## [YOUR GOAL]
Across the entries that follow, count the lines with the string "duplicate" and reply with that count alone.

## [DATASET EXTRACT]
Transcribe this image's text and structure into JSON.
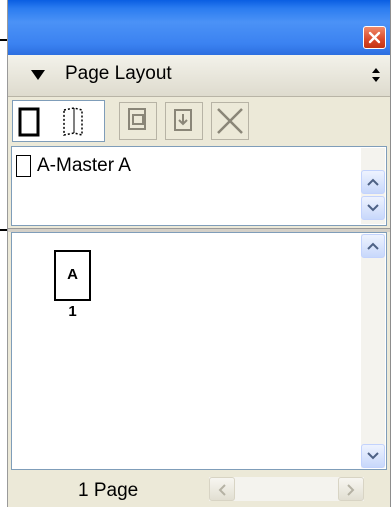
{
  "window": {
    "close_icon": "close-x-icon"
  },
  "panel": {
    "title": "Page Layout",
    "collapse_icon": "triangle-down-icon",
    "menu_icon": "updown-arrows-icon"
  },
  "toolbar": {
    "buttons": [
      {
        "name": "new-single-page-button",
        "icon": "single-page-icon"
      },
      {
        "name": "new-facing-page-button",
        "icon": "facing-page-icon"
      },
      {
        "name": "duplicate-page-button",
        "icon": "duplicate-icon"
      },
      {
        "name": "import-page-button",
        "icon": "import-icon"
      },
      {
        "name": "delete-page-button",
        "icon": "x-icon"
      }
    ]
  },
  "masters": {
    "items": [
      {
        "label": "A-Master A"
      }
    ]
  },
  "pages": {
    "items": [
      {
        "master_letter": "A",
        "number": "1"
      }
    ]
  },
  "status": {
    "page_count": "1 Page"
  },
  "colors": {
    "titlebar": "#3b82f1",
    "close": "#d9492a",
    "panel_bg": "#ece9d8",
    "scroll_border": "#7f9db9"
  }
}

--

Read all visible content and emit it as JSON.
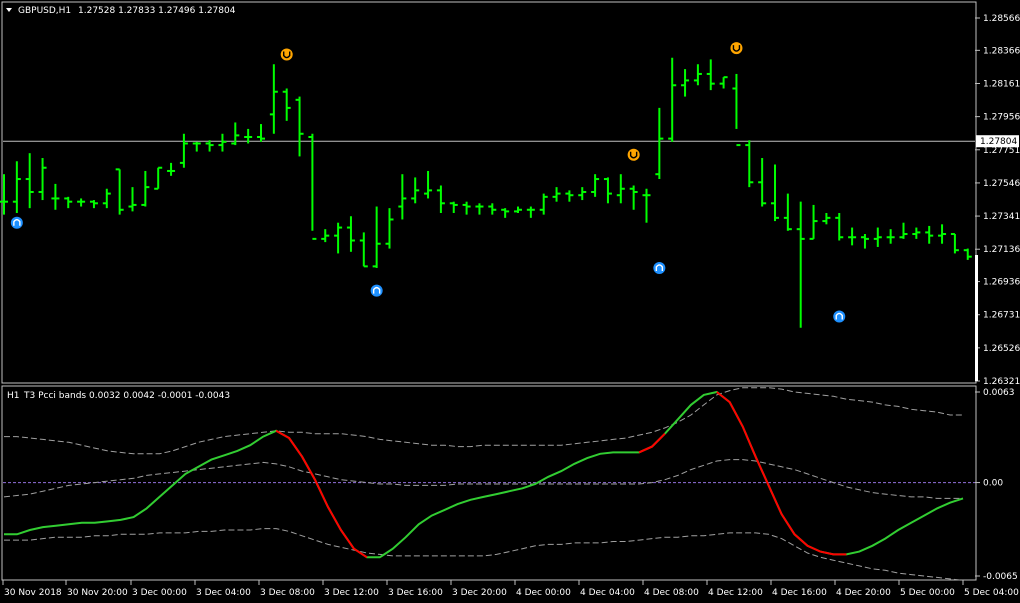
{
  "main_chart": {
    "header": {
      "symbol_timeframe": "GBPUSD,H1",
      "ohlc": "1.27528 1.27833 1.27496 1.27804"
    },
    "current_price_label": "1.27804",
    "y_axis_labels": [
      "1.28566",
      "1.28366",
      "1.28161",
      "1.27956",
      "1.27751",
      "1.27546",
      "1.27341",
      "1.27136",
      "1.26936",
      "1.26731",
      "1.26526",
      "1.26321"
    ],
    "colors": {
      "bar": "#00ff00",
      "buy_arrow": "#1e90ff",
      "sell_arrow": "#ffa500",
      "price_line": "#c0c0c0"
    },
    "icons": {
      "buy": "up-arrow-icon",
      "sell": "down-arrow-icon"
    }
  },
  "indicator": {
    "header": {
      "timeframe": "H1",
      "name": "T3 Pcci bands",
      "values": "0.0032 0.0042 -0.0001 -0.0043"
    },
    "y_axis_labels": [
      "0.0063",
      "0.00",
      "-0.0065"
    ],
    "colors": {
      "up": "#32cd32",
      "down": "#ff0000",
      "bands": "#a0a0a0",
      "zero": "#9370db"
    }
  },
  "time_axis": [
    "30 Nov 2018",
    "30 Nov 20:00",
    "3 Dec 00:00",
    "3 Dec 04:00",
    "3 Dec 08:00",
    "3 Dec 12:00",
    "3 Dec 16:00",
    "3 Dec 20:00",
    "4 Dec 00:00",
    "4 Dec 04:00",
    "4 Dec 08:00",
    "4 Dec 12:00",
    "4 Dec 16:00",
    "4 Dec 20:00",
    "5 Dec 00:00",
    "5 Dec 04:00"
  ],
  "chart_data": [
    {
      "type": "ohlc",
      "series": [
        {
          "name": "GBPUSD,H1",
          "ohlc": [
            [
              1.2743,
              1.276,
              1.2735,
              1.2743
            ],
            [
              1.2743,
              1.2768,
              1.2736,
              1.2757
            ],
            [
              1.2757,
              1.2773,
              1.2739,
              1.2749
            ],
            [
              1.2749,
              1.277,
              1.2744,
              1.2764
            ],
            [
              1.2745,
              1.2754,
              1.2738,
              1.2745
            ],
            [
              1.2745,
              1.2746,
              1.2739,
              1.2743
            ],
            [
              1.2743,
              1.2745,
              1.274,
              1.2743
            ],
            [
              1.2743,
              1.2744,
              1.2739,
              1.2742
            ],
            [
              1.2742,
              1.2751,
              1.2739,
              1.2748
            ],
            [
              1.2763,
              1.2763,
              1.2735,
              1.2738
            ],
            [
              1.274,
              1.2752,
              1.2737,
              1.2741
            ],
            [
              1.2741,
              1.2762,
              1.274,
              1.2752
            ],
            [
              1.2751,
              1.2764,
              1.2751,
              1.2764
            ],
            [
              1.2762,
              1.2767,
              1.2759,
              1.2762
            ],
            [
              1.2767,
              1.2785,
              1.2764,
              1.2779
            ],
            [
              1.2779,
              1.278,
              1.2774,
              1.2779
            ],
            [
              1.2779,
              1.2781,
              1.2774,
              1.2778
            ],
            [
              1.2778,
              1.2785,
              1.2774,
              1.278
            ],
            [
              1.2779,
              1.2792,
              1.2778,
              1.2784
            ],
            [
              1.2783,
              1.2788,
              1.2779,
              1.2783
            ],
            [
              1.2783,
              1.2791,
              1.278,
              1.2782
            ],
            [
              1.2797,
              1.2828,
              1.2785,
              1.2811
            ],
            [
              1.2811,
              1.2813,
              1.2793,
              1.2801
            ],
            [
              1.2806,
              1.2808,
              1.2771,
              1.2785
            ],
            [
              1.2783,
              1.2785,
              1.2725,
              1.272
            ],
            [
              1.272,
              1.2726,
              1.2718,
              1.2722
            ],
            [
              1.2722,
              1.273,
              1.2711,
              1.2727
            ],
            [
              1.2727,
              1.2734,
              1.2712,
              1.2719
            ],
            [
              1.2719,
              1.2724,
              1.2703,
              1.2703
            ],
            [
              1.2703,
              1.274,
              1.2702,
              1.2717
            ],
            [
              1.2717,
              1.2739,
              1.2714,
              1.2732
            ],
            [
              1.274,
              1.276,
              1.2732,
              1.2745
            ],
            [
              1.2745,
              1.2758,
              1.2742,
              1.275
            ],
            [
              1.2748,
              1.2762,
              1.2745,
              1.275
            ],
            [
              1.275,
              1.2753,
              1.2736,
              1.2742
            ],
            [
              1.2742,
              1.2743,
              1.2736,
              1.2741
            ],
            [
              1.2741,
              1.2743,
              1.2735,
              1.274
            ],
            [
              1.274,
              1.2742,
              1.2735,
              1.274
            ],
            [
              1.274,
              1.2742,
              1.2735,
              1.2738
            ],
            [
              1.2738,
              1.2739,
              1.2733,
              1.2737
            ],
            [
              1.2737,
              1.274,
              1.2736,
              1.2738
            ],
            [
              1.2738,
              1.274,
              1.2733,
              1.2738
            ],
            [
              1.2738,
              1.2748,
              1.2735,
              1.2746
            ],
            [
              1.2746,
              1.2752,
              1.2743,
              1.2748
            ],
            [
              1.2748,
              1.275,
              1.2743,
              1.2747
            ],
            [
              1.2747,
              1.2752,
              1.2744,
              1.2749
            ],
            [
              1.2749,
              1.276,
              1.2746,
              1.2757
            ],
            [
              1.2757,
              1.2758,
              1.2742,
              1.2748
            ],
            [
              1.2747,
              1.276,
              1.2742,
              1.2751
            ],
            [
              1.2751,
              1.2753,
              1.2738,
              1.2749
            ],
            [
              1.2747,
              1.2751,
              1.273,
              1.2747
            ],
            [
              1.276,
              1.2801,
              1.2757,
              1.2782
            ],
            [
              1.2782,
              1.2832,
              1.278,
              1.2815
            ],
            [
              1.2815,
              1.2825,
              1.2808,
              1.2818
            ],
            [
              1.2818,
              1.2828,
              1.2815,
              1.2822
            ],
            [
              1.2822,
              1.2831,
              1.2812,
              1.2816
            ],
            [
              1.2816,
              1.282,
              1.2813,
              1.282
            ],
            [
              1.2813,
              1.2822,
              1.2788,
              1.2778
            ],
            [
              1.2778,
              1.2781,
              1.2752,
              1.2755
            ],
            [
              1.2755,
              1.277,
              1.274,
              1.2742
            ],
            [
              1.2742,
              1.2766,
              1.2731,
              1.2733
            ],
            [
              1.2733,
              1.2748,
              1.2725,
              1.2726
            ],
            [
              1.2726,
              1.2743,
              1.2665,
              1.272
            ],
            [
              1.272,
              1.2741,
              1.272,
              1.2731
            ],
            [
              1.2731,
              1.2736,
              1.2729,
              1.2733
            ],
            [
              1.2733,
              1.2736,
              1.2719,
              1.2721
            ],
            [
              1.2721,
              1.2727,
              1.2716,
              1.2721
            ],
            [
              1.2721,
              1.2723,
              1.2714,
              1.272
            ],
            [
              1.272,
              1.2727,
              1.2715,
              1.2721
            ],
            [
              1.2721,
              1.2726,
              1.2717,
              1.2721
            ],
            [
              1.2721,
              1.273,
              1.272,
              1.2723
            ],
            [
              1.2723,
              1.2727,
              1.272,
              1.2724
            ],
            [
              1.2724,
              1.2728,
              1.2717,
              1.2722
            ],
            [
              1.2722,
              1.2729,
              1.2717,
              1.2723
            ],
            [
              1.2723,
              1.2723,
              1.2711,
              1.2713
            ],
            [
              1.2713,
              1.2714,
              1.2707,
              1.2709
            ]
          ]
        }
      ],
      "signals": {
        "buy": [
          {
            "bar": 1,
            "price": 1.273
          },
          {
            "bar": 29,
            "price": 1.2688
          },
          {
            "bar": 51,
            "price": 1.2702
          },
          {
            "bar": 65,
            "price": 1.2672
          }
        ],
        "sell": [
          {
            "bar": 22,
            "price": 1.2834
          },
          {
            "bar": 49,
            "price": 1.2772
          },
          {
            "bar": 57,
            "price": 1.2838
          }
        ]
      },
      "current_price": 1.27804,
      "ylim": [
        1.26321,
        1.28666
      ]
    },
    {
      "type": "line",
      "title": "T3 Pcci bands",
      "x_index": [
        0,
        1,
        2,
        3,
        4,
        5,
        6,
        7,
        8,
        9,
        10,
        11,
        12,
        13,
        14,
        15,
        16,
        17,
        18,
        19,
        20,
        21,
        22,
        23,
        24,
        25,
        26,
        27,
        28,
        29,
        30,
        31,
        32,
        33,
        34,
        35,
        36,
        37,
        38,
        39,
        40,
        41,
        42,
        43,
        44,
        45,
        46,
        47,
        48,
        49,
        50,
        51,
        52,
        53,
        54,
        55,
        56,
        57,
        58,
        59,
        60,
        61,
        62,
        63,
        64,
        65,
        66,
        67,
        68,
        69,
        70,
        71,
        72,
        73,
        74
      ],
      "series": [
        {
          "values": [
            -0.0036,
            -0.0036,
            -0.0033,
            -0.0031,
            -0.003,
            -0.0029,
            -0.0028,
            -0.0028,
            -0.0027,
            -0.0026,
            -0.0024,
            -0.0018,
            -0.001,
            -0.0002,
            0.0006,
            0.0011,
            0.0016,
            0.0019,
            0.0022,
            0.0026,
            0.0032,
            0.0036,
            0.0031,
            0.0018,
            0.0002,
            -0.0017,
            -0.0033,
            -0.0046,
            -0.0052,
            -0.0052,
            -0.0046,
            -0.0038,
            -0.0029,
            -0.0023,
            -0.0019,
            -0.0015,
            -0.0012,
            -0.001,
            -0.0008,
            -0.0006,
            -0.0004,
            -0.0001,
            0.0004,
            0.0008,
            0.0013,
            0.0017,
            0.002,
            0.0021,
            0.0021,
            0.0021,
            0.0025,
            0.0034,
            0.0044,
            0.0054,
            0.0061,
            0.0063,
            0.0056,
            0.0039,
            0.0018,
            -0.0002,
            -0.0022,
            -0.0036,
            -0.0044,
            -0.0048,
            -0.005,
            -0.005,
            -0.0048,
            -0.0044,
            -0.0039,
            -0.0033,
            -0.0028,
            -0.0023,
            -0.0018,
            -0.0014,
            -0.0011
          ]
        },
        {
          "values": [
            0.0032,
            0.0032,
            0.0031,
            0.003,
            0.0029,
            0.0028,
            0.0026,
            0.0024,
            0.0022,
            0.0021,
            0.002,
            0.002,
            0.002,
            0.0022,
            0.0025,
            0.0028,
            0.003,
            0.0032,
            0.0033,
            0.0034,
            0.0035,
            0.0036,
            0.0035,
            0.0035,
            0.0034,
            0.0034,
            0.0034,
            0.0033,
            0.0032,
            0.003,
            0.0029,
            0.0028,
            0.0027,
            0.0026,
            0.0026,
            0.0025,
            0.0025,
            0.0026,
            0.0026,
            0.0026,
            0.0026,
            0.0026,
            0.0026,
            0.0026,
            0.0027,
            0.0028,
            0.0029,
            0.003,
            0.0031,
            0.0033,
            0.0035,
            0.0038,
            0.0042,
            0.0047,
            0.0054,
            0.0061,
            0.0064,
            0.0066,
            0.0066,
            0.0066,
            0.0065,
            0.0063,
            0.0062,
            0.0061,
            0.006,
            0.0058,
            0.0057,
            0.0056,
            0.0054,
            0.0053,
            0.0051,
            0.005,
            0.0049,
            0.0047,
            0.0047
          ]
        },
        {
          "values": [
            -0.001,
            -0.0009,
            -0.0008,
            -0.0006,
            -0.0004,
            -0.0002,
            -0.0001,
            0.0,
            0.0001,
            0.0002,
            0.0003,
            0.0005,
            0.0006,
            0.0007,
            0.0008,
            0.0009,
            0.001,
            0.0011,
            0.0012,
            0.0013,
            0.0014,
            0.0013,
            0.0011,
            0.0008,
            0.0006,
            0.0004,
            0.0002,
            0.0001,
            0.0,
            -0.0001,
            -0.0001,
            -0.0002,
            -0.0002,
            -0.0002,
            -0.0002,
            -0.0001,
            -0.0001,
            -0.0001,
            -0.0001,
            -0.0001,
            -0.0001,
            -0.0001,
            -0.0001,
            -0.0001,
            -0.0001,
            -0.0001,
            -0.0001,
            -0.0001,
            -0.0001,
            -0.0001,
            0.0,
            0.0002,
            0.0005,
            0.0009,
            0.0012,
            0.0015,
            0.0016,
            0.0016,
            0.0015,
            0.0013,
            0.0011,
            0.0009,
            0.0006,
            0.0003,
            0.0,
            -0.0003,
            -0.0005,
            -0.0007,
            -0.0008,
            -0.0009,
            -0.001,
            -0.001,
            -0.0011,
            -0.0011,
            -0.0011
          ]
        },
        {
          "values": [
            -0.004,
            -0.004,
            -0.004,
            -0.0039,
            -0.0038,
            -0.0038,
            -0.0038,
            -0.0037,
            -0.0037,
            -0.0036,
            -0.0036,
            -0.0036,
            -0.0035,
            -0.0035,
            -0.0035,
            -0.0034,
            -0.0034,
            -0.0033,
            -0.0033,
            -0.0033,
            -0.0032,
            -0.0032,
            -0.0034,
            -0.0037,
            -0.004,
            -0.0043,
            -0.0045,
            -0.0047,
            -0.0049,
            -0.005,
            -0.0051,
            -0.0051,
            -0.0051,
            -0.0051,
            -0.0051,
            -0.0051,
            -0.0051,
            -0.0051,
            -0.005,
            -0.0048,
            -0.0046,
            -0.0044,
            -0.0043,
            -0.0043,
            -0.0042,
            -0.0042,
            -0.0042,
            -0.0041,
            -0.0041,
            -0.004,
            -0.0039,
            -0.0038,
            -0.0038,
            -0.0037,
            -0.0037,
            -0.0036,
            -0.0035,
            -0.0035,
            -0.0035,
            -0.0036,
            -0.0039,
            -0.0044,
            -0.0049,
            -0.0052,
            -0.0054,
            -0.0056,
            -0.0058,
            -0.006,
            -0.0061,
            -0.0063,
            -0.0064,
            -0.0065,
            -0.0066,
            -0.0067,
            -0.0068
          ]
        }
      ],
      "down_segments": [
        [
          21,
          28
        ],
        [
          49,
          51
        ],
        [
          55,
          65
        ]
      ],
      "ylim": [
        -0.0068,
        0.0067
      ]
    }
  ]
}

## [FINISHED EXERCISE]
2